The message of this XKCD entry is that it's much more secure to use phrases of plain words (without odd capitalization, substitutions, etc.) than to use a single word with some substitutions in one particular "common format". While that's true, I find the statement a bit weak. Their "strong" password has 44 bits of entropy, while their weak password has only 28, but a random password of the same length as the weak password has about 72. Their conclusion, that we've successfully trained people to use weak passwords, seems just wrong to me. The most common good password policy calls for random passwords, not a single word corrupted according to a particular formula, and those random passwords are far stronger than their phrase-based password.
While 44 bits protects against their hypothetical 1000 guesses per second, it's nothing against faster brute force attacks. I know, they said the average user shouldn't worry about those, but if a user is going to worry about brute force attacks at all, I'm not sure why they should ignore the possibility of faster ones. If we don't ignore them, their strong password could be cracked in 10 hours, or in a few seconds on a botnet, whereas the random password would take thirty years on the same botnet.
I use random passwords, and I don't find them especially hard to remember because I don't try to remember them. I let my fingers worry about that. I may not be able to recall a password at all, but my fingers still know how to type it. If the password hasn't been typed recently, then it can take a while to strike upon the right muscle memory, but I'm not sure "correct horse battery stapler" would be much easier, if you hadn't typed it in a long time.
That said, I actually do support phrase-based passwords: not random ones, but ones that are meaningful only to the user. I use some of those, but with words from multiple languages and additional numerals and symbols in an attempt to prevent word-based attacks. They can be especially easy to remember if you have a mental image to go along with it. (They may have been alluding to the use of mental images in the last panel.) But I think the real solution to brute force attacks (as well as precomputed hash databases, etc.) lies in training software developers more than users. The key is to use a hash that both includes salt and is slow (a la bcrypt). If the hash takes a couple seconds to compute, attackers will have a hard time getting high guess rates in any case.

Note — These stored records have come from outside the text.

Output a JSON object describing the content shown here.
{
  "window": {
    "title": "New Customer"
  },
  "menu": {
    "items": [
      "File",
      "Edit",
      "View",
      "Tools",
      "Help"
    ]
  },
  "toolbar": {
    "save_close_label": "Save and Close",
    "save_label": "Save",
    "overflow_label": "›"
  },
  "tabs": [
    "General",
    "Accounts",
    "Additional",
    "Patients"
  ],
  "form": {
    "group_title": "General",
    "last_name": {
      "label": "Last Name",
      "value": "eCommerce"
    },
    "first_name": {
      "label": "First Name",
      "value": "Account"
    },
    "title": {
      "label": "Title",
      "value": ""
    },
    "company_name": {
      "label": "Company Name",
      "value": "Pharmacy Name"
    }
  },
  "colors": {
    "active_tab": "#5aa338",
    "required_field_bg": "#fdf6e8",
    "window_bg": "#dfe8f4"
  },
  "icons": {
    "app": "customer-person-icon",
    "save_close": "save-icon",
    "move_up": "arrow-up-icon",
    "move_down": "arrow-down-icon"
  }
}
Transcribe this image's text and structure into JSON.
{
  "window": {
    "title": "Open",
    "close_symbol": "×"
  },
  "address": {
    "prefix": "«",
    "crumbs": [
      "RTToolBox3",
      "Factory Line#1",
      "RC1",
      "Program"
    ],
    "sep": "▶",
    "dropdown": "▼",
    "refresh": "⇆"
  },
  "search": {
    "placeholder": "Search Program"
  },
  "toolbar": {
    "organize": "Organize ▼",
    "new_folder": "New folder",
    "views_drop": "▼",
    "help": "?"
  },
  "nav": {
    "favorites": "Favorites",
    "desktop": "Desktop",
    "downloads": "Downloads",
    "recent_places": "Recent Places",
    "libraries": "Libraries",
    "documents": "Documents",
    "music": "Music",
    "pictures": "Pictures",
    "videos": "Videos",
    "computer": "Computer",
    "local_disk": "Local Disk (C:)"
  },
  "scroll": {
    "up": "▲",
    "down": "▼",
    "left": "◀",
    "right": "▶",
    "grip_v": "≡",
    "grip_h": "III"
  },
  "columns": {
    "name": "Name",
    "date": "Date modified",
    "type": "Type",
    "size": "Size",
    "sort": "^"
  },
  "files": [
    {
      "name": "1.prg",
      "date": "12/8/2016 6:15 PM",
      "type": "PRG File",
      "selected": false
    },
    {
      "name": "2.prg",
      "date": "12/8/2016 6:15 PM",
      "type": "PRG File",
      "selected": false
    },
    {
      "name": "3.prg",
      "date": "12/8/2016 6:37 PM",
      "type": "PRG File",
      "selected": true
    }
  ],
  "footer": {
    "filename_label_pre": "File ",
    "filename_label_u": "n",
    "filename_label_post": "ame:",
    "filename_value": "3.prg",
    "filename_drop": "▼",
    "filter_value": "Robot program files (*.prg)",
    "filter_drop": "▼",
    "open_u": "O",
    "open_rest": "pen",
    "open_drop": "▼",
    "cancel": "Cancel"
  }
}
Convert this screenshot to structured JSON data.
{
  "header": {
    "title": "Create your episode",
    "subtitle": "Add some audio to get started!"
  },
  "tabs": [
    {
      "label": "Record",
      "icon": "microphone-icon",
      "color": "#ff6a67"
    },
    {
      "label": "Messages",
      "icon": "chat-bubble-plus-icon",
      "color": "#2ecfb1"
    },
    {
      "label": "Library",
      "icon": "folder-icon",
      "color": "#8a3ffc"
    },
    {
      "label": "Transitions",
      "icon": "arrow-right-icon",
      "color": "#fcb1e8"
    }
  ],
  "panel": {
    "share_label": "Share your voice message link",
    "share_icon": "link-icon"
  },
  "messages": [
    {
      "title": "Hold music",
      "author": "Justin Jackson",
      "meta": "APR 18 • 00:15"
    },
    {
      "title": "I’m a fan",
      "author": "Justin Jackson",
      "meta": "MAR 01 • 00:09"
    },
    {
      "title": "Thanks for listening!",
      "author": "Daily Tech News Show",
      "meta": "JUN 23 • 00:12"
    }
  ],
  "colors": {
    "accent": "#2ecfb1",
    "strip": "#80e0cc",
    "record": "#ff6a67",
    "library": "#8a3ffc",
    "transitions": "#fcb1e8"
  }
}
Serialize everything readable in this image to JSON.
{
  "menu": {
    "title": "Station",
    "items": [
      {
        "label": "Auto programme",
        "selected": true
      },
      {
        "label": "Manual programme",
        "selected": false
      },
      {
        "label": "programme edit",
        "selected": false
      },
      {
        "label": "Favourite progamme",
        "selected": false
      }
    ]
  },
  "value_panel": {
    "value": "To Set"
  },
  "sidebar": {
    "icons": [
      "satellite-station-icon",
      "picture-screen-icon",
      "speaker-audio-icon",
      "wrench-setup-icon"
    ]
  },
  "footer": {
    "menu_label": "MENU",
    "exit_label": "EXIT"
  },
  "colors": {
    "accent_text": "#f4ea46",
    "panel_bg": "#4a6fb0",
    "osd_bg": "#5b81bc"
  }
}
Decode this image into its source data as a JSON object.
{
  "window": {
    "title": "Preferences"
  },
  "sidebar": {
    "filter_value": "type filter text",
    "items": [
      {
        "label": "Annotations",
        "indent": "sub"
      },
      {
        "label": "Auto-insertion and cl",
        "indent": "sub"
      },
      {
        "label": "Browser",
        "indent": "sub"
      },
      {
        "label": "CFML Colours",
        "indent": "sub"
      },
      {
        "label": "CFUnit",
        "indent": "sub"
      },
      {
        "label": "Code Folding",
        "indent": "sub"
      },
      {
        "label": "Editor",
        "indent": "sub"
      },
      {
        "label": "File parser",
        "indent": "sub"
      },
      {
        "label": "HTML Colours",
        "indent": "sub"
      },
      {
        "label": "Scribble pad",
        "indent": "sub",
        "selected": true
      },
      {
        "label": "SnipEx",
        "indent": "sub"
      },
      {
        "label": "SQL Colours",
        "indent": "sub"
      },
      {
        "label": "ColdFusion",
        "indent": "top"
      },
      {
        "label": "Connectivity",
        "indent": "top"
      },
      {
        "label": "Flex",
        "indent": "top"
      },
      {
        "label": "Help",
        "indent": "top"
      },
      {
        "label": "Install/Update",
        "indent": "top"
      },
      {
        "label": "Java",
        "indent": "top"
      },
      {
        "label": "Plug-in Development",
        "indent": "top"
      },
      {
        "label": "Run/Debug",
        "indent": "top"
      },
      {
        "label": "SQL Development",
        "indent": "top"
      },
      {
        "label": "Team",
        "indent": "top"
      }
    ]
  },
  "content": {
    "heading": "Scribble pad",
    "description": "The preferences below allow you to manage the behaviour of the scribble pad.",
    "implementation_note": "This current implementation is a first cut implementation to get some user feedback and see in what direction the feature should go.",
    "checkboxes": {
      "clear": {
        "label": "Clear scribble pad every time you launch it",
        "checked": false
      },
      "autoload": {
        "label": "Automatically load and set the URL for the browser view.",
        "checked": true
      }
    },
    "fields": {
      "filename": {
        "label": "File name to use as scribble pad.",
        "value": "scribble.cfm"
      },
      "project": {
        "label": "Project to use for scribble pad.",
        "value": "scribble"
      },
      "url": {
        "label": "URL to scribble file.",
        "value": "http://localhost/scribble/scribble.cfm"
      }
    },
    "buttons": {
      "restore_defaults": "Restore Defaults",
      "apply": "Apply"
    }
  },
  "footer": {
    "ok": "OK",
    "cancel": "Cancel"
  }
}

To prevent the computation from taking up all your server time and exposing the server to DOS attacks, you can do it on the client side (with the server providing the salt after receiving the login name — it's usually not a game-breaker to treat salt as public information, especially if you incorporate a timestamp into the protocol to prevent offline attacks and replay attacks). This should strain attackers' resources, since they usually have enough network bandwidth to attack many accounts or sites simultaneously, but CPU power isn't so flexible. This protects all users, even ones who use bad passwords, because it greatly increases the cost of any brute force attack, and thereby reduces the likelihood that attackers will actually attempt one. If the application has a user interface, you can play a short animation during those couple seconds so they don't get the impression that "nothing's happening". You can even make the calculation adapt to different users' computer speeds fairly easily. If the app doesn't have a user interface — their example was a web service, but in that case people usually aren't typing passwords in manually anyway — you can use standard session techniques to only require the login to be done once.
That's my opinion on the matter, anyway. :-)